(Source records)
○ ○ ○ ○ ○ ○ ○
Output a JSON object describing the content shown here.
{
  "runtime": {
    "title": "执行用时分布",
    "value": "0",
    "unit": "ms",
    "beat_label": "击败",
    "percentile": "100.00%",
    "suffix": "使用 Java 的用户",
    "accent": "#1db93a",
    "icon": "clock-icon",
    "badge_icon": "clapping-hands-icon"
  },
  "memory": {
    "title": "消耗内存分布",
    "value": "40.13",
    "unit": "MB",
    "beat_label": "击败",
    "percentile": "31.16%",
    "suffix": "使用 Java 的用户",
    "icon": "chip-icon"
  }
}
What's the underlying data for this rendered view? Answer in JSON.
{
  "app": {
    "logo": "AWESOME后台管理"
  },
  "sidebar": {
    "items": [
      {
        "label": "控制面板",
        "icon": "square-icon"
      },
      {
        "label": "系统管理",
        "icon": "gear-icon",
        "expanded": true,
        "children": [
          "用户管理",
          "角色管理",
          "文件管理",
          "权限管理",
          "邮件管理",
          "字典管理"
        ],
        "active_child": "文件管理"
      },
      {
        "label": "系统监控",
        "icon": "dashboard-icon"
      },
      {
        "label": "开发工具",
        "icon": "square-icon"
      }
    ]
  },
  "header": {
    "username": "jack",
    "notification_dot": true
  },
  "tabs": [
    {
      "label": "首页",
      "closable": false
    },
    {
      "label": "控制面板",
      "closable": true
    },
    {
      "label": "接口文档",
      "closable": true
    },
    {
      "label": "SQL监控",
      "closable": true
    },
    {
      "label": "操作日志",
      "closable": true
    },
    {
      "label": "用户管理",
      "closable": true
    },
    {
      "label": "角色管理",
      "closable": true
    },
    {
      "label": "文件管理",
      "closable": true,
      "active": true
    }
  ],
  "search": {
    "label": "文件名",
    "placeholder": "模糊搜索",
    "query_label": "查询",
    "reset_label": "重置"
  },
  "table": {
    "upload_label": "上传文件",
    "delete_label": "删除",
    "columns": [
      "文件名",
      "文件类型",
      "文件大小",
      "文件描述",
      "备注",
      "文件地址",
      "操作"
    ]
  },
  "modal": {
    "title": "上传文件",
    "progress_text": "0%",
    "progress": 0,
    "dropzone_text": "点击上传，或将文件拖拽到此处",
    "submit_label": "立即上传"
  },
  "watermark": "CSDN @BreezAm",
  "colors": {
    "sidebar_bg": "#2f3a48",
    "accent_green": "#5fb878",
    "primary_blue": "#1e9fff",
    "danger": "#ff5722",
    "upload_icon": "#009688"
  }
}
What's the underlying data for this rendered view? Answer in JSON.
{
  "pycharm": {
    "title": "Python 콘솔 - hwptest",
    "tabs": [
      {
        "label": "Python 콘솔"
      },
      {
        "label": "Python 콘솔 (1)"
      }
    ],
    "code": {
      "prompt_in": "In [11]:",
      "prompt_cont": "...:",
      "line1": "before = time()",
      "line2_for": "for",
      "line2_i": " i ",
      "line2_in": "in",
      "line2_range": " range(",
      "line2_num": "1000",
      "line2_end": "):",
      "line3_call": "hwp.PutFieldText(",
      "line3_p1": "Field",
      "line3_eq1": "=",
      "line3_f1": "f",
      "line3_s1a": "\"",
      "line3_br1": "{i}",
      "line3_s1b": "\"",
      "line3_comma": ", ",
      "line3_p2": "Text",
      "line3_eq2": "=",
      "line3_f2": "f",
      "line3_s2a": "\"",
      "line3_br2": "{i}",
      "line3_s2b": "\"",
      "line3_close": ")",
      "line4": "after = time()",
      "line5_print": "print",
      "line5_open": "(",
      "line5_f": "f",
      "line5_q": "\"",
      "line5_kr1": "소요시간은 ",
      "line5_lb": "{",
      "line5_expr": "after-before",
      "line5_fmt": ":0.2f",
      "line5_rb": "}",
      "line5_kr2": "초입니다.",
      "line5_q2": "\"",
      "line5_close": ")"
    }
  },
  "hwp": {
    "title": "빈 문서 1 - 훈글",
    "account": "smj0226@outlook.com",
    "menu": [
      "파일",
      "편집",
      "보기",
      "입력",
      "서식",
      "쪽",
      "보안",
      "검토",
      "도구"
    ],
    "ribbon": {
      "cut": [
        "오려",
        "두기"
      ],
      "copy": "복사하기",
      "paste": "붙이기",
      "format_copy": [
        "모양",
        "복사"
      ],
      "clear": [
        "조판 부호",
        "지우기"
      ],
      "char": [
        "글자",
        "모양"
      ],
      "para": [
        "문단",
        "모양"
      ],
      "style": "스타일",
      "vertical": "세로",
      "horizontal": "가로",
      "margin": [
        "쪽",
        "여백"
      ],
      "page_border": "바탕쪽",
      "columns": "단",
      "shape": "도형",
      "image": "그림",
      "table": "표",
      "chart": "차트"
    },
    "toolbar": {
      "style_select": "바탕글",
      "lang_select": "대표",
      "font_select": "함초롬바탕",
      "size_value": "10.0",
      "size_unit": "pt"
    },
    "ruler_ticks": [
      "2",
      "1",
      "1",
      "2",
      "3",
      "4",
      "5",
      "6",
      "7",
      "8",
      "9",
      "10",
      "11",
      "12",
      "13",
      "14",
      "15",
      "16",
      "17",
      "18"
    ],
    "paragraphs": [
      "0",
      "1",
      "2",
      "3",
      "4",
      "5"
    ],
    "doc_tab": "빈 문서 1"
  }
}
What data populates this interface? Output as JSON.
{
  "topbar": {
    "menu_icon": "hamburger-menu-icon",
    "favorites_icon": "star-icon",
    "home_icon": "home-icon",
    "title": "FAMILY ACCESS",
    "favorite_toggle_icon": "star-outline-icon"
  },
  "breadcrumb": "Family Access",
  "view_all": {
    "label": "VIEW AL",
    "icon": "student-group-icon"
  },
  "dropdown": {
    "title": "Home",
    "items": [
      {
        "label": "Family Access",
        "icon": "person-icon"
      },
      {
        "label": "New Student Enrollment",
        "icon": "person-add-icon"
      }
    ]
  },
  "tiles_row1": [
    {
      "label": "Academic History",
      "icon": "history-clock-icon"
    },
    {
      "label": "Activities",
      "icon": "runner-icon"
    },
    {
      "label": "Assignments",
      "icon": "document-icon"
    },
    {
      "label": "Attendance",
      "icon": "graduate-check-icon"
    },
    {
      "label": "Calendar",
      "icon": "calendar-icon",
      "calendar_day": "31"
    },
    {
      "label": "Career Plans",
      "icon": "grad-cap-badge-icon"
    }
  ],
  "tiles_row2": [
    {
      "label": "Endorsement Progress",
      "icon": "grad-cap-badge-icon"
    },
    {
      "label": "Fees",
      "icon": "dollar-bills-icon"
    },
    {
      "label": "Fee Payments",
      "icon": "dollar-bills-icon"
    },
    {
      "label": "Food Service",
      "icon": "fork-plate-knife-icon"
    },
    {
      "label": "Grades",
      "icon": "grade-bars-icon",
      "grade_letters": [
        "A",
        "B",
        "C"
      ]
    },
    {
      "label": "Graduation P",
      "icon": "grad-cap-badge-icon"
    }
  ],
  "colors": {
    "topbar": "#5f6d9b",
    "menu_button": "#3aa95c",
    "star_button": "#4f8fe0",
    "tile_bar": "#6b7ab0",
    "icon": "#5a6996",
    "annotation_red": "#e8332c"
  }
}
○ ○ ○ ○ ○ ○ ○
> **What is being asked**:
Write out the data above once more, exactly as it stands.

> **Output of the task**:
Output a JSON object describing the content shown here.
{
  "runtime": {
    "title": "执行用时分布",
    "value": "0",
    "unit": "ms",
    "beat_label": "击败",
    "percentile": "100.00%",
    "suffix": "使用 Java 的用户",
    "accent": "#1db93a",
    "icon": "clock-icon",
    "badge_icon": "clapping-hands-icon"
  },
  "memory": {
    "title": "消耗内存分布",
    "value": "40.13",
    "unit": "MB",
    "beat_label": "击败",
    "percentile": "31.16%",
    "suffix": "使用 Java 的用户",
    "icon": "chip-icon"
  }
}
What's the underlying data for this rendered view? Answer in JSON.
{
  "app": {
    "logo": "AWESOME后台管理"
  },
  "sidebar": {
    "items": [
      {
        "label": "控制面板",
        "icon": "square-icon"
      },
      {
        "label": "系统管理",
        "icon": "gear-icon",
        "expanded": true,
        "children": [
          "用户管理",
          "角色管理",
          "文件管理",
          "权限管理",
          "邮件管理",
          "字典管理"
        ],
        "active_child": "文件管理"
      },
      {
        "label": "系统监控",
        "icon": "dashboard-icon"
      },
      {
        "label": "开发工具",
        "icon": "square-icon"
      }
    ]
  },
  "header": {
    "username": "jack",
    "notification_dot": true
  },
  "tabs": [
    {
      "label": "首页",
      "closable": false
    },
    {
      "label": "控制面板",
      "closable": true
    },
    {
      "label": "接口文档",
      "closable": true
    },
    {
      "label": "SQL监控",
      "closable": true
    },
    {
      "label": "操作日志",
      "closable": true
    },
    {
      "label": "用户管理",
      "closable": true
    },
    {
      "label": "角色管理",
      "closable": true
    },
    {
      "label": "文件管理",
      "closable": true,
      "active": true
    }
  ],
  "search": {
    "label": "文件名",
    "placeholder": "模糊搜索",
    "query_label": "查询",
    "reset_label": "重置"
  },
  "table": {
    "upload_label": "上传文件",
    "delete_label": "删除",
    "columns": [
      "文件名",
      "文件类型",
      "文件大小",
      "文件描述",
      "备注",
      "文件地址",
      "操作"
    ]
  },
  "modal": {
    "title": "上传文件",
    "progress_text": "0%",
    "progress": 0,
    "dropzone_text": "点击上传，或将文件拖拽到此处",
    "submit_label": "立即上传"
  },
  "watermark": "CSDN @BreezAm",
  "colors": {
    "sidebar_bg": "#2f3a48",
    "accent_green": "#5fb878",
    "primary_blue": "#1e9fff",
    "danger": "#ff5722",
    "upload_icon": "#009688"
  }
}
What's the underlying data for this rendered view? Answer in JSON.
{
  "pycharm": {
    "title": "Python 콘솔 - hwptest",
    "tabs": [
      {
        "label": "Python 콘솔"
      },
      {
        "label": "Python 콘솔 (1)"
      }
    ],
    "code": {
      "prompt_in": "In [11]:",
      "prompt_cont": "...:",
      "line1": "before = time()",
      "line2_for": "for",
      "line2_i": " i ",
      "line2_in": "in",
      "line2_range": " range(",
      "line2_num": "1000",
      "line2_end": "):",
      "line3_call": "hwp.PutFieldText(",
      "line3_p1": "Field",
      "line3_eq1": "=",
      "line3_f1": "f",
      "line3_s1a": "\"",
      "line3_br1": "{i}",
      "line3_s1b": "\"",
      "line3_comma": ", ",
      "line3_p2": "Text",
      "line3_eq2": "=",
      "line3_f2": "f",
      "line3_s2a": "\"",
      "line3_br2": "{i}",
      "line3_s2b": "\"",
      "line3_close": ")",
      "line4": "after = time()",
      "line5_print": "print",
      "line5_open": "(",
      "line5_f": "f",
      "line5_q": "\"",
      "line5_kr1": "소요시간은 ",
      "line5_lb": "{",
      "line5_expr": "after-before",
      "line5_fmt": ":0.2f",
      "line5_rb": "}",
      "line5_kr2": "초입니다.",
      "line5_q2": "\"",
      "line5_close": ")"
    }
  },
  "hwp": {
    "title": "빈 문서 1 - 훈글",
    "account": "smj0226@outlook.com",
    "menu": [
      "파일",
      "편집",
      "보기",
      "입력",
      "서식",
      "쪽",
      "보안",
      "검토",
      "도구"
    ],
    "ribbon": {
      "cut": [
        "오려",
        "두기"
      ],
      "copy": "복사하기",
      "paste": "붙이기",
      "format_copy": [
        "모양",
        "복사"
      ],
      "clear": [
        "조판 부호",
        "지우기"
      ],
      "char": [
        "글자",
        "모양"
      ],
      "para": [
        "문단",
        "모양"
      ],
      "style": "스타일",
      "vertical": "세로",
      "horizontal": "가로",
      "margin": [
        "쪽",
        "여백"
      ],
      "page_border": "바탕쪽",
      "columns": "단",
      "shape": "도형",
      "image": "그림",
      "table": "표",
      "chart": "차트"
    },
    "toolbar": {
      "style_select": "바탕글",
      "lang_select": "대표",
      "font_select": "함초롬바탕",
      "size_value": "10.0",
      "size_unit": "pt"
    },
    "ruler_ticks": [
      "2",
      "1",
      "1",
      "2",
      "3",
      "4",
      "5",
      "6",
      "7",
      "8",
      "9",
      "10",
      "11",
      "12",
      "13",
      "14",
      "15",
      "16",
      "17",
      "18"
    ],
    "paragraphs": [
      "0",
      "1",
      "2",
      "3",
      "4",
      "5"
    ],
    "doc_tab": "빈 문서 1"
  }
}
What data populates this interface? Output as JSON.
{
  "topbar": {
    "menu_icon": "hamburger-menu-icon",
    "favorites_icon": "star-icon",
    "home_icon": "home-icon",
    "title": "FAMILY ACCESS",
    "favorite_toggle_icon": "star-outline-icon"
  },
  "breadcrumb": "Family Access",
  "view_all": {
    "label": "VIEW AL",
    "icon": "student-group-icon"
  },
  "dropdown": {
    "title": "Home",
    "items": [
      {
        "label": "Family Access",
        "icon": "person-icon"
      },
      {
        "label": "New Student Enrollment",
        "icon": "person-add-icon"
      }
    ]
  },
  "tiles_row1": [
    {
      "label": "Academic History",
      "icon": "history-clock-icon"
    },
    {
      "label": "Activities",
      "icon": "runner-icon"
    },
    {
      "label": "Assignments",
      "icon": "document-icon"
    },
    {
      "label": "Attendance",
      "icon": "graduate-check-icon"
    },
    {
      "label": "Calendar",
      "icon": "calendar-icon",
      "calendar_day": "31"
    },
    {
      "label": "Career Plans",
      "icon": "grad-cap-badge-icon"
    }
  ],
  "tiles_row2": [
    {
      "label": "Endorsement Progress",
      "icon": "grad-cap-badge-icon"
    },
    {
      "label": "Fees",
      "icon": "dollar-bills-icon"
    },
    {
      "label": "Fee Payments",
      "icon": "dollar-bills-icon"
    },
    {
      "label": "Food Service",
      "icon": "fork-plate-knife-icon"
    },
    {
      "label": "Grades",
      "icon": "grade-bars-icon",
      "grade_letters": [
        "A",
        "B",
        "C"
      ]
    },
    {
      "label": "Graduation P",
      "icon": "grad-cap-badge-icon"
    }
  ],
  "colors": {
    "topbar": "#5f6d9b",
    "menu_button": "#3aa95c",
    "star_button": "#4f8fe0",
    "tile_bar": "#6b7ab0",
    "icon": "#5a6996",
    "annotation_red": "#e8332c"
  }
}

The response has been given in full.